What to Do When Breastfeeding Hurts
Many women decide to breastfeed thanks to the numerous benefits it provides for both mother and child. However, it’s not uncommon to hear some mothers say that breastfeeding hurts.
Although it’s typical to feel discomfort or sensitivity at first when the baby begins to suckle, it’s not normal for you to feel a lot of pain.
But if you’re going through that stage and you feel pain in your breasts, we encourage you to continue reading.
Here we’ll explain several reasons why many mothers say breastfeeding hurts and what you can do about it.
While motherhood involves moments that require effort on the part of the mother, suffering and pain should never be excessive.
Factors that make breastfeeding hurt
There are several reasons why some mothers say breastfeeding hurts. Among these are:
- The baby doesn’t latch on well to the nipple. When the newborn doesn’t hold the nipple well or suckle correctly, it often causes the nipple to hurt. In addition, cracks may appear that are painful and could cause bleeding.
- Short sublingual frenulum. Sometimes the baby has a short sublingual frenulum, also called ankyloglossia. This can cause the baby to not properly grasp the nipple and therefore consume the amount of milk he needs.
- Mastitis. This is usually the result of an infection that has seeped through open cracks. The symptoms are: the chest becomes hot and hurts a lot, chills, lethargy and fever.
- Fungus. This may be due to infection, or maybe the baby has a fungus in his mouth because he’s taken certain antibiotics. Among the symptoms are: a pink and moist chest with sharp pain.
- Mammary obstruction. This occurs when the milk ducts are blocked, causing a lot of pain. It can appear in only one breast. The skin becomes red, a white dot appears on the nipple and then a lump emerges.
- Mammary congestion. This occurs when the milk goes down after you start breastfeeding. It can cause the breasts to swell and hurt.
What can be done when breastfeeding hurts?
To make the time you spend breastfeeding your baby as painless and pleasant as possible, take note of the following tips:
- When breastfeeding, keep the baby’s head straight and wait for him to open his mouth wide. When he does, hold the breast with one hand and direct it to the baby’s palate. Make sure his mouth covers most of the areola.
If there was a vaccine with all the benefits of breastfeeding, parents would pay anything to buy it.
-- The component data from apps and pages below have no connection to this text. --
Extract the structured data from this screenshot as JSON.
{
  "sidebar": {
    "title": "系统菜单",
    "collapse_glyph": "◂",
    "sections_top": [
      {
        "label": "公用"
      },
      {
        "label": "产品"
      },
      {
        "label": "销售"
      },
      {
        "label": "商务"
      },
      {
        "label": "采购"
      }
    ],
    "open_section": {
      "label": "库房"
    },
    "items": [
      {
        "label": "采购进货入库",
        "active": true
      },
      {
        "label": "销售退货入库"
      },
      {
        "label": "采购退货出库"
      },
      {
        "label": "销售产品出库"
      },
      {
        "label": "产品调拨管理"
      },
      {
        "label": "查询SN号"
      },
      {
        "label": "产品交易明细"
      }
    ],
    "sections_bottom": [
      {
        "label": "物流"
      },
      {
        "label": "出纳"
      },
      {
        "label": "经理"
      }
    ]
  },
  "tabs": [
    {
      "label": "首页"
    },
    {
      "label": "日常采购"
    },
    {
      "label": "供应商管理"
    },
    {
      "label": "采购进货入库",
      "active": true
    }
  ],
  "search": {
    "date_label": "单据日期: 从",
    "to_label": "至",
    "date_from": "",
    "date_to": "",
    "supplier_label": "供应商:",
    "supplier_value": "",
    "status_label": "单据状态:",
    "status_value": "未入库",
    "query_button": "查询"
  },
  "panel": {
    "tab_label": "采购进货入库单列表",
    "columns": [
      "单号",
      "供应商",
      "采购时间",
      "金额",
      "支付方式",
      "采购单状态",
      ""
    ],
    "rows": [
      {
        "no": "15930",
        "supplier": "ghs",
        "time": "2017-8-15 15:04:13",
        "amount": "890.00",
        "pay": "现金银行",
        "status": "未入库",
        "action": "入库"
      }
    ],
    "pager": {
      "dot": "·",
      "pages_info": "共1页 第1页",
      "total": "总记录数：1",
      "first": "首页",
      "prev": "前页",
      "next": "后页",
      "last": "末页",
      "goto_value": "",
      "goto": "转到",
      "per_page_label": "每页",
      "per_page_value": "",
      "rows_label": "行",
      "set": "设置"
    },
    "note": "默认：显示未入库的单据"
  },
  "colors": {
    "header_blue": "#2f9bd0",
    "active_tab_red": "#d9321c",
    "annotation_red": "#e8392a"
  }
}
- Breastfeed the baby every 2 hours. At night, you may have to wake him up to feed him, since he’ll often want to eat the same way he does during the day.
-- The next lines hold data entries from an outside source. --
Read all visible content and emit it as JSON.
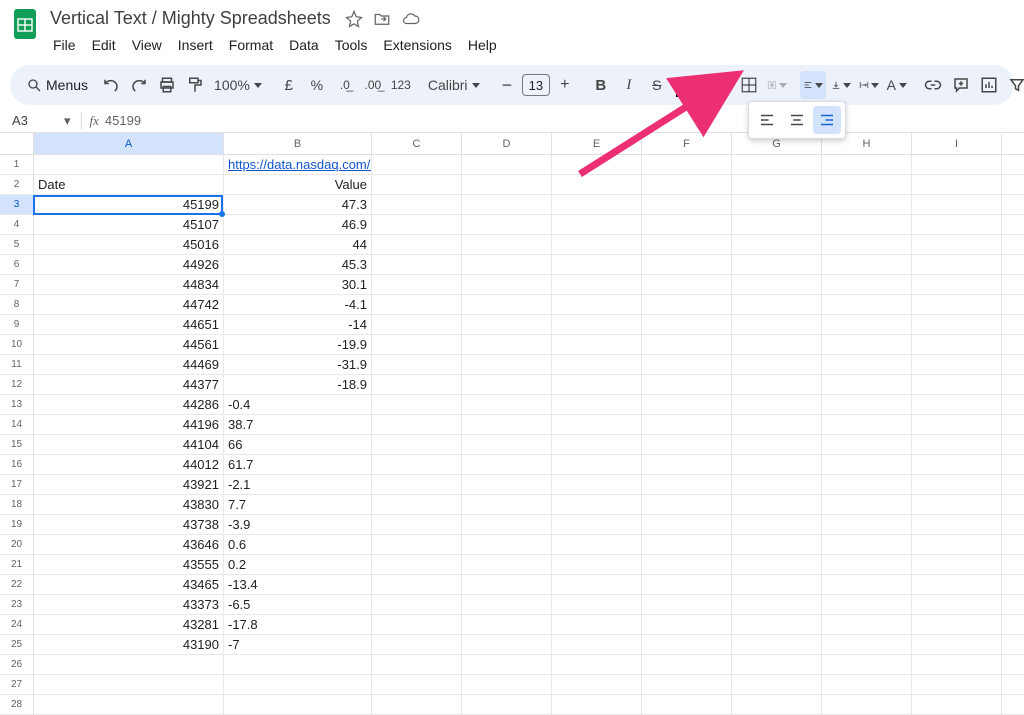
{
  "doc_title": "Vertical Text / Mighty Spreadsheets",
  "menus": [
    "File",
    "Edit",
    "View",
    "Insert",
    "Format",
    "Data",
    "Tools",
    "Extensions",
    "Help"
  ],
  "search_label": "Menus",
  "zoom": "100%",
  "font_name": "Calibri",
  "font_size": "13",
  "name_box": "A3",
  "formula": "45199",
  "columns": [
    "A",
    "B",
    "C",
    "D",
    "E",
    "F",
    "G",
    "H",
    "I"
  ],
  "link_b1": "https://data.nasdaq.com/ap",
  "header_a2": "Date",
  "header_b2": "Value",
  "rows": [
    {
      "a": "45199",
      "b": "47.3",
      "align": "right"
    },
    {
      "a": "45107",
      "b": "46.9",
      "align": "right"
    },
    {
      "a": "45016",
      "b": "44",
      "align": "right"
    },
    {
      "a": "44926",
      "b": "45.3",
      "align": "right"
    },
    {
      "a": "44834",
      "b": "30.1",
      "align": "right"
    },
    {
      "a": "44742",
      "b": "-4.1",
      "align": "right"
    },
    {
      "a": "44651",
      "b": "-14",
      "align": "right"
    },
    {
      "a": "44561",
      "b": "-19.9",
      "align": "right"
    },
    {
      "a": "44469",
      "b": "-31.9",
      "align": "right"
    },
    {
      "a": "44377",
      "b": "-18.9",
      "align": "right"
    },
    {
      "a": "44286",
      "b": "-0.4",
      "align": "left"
    },
    {
      "a": "44196",
      "b": "38.7",
      "align": "left"
    },
    {
      "a": "44104",
      "b": "66",
      "align": "left"
    },
    {
      "a": "44012",
      "b": "61.7",
      "align": "left"
    },
    {
      "a": "43921",
      "b": "-2.1",
      "align": "left"
    },
    {
      "a": "43830",
      "b": "7.7",
      "align": "left"
    },
    {
      "a": "43738",
      "b": "-3.9",
      "align": "left"
    },
    {
      "a": "43646",
      "b": "0.6",
      "align": "left"
    },
    {
      "a": "43555",
      "b": "0.2",
      "align": "left"
    },
    {
      "a": "43465",
      "b": "-13.4",
      "align": "left"
    },
    {
      "a": "43373",
      "b": "-6.5",
      "align": "left"
    },
    {
      "a": "43281",
      "b": "-17.8",
      "align": "left"
    },
    {
      "a": "43190",
      "b": "-7",
      "align": "left"
    }
  ],
  "format_123": "123",
  "selected_cell": "A3"
}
- If the baby drinks from only one breast, offer the other breast the next time you feed. That way you’ll avoid hurting just one.
- Change position when you breastfeed, as this way you can ease the discomfort and pain more easily.
- Avoid wearing bras that are too tight. Otherwise, this can cause an increase in pressure or friction on the skin.
- Wash your nipples with lukewarm water only. Don’t use soaps that contain alcohol or other chemicals, as they can create irritations and dry them.
- To avoid cracks in the nipple and cure them, the best treatment is breast milk itself.
- Try to stay calm and avoid stress.
In any case, your doctor will be the one who can best advise you on what to do if the pain becomes more and more intense.
While it’s true that motherhood involves moments that require effort on the part of the mother, suffering and pain should never be excessive.